Here are the agenda for the Albany Planning and Zoning Commission meeting at 6:30 p.m. Oct. 30 at City Hall, 1000 San Pablo Ave.:

Planning & Zoning Commission Meeting – Rescheduled from 10/23/2013
Date: 10/30/2013 6:30 PM – 11:00 PM
Location: Albany City Hall – Council Chambers
1000 San Pablo Avenue
Albany, California 94706
Add to my Outlook Calendar

Planning & Zoning Commission Meeting: Wednesday, October 30, 2013, 6:30PM, Albany City Hall – Council Chambers, 1000 San Pablo Avenue, Albany, CA.

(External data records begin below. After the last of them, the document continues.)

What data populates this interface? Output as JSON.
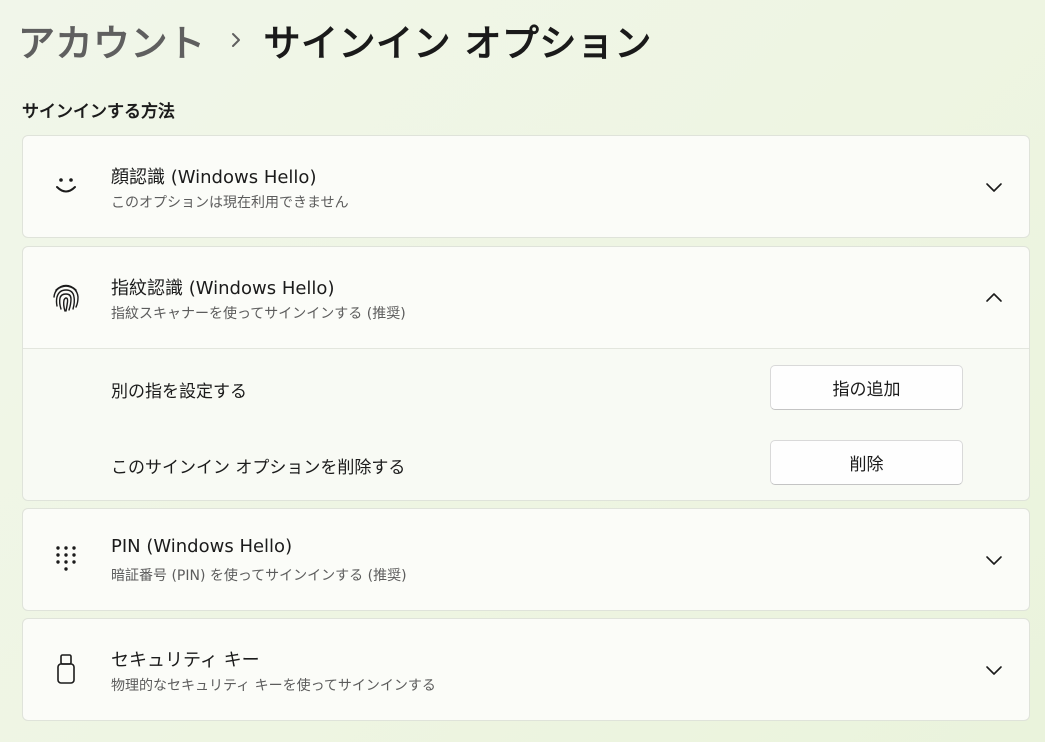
{
  "breadcrumb": {
    "parent": "アカウント",
    "separator_icon": "chevron-right-icon",
    "current": "サインイン オプション"
  },
  "section": {
    "title": "サインインする方法"
  },
  "options": [
    {
      "icon": "face-icon",
      "title": "顔認識 (Windows Hello)",
      "subtitle": "このオプションは現在利用できません",
      "state": "collapsed"
    },
    {
      "icon": "fingerprint-icon",
      "title": "指紋認識 (Windows Hello)",
      "subtitle": "指紋スキャナーを使ってサインインする (推奨)",
      "state": "expanded",
      "rows": [
        {
          "label": "別の指を設定する",
          "button": "指の追加"
        },
        {
          "label": "このサインイン オプションを削除する",
          "button": "削除"
        }
      ]
    },
    {
      "icon": "pin-keypad-icon",
      "title": "PIN (Windows Hello)",
      "subtitle": "暗証番号 (PIN) を使ってサインインする (推奨)",
      "state": "collapsed"
    },
    {
      "icon": "security-key-icon",
      "title": "セキュリティ キー",
      "subtitle": "物理的なセキュリティ キーを使ってサインインする",
      "state": "collapsed"
    }
  ],
  "colors": {
    "background": "#eef5e2",
    "card": "#fbfcf8",
    "card_border": "#dfe3da",
    "text": "#1b1b1b",
    "subtext": "#5c5c5c"
  }
}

This meeting includes discussion of UC Village Mixed Use Development Project, Conditional Use Permit for after school program at 1109-1111 Washington, Study Session for new home at 850 Hillside, Study Session for 2nd story addition at 1501 Visalia, Design Review & Conditional Use Permit for two-story addition at 1008 Ordway, and status report on Public Works Service Center at 540 Cleveland and Resolution of Intention to amend Planning & Zoning Code related to fully animated signs.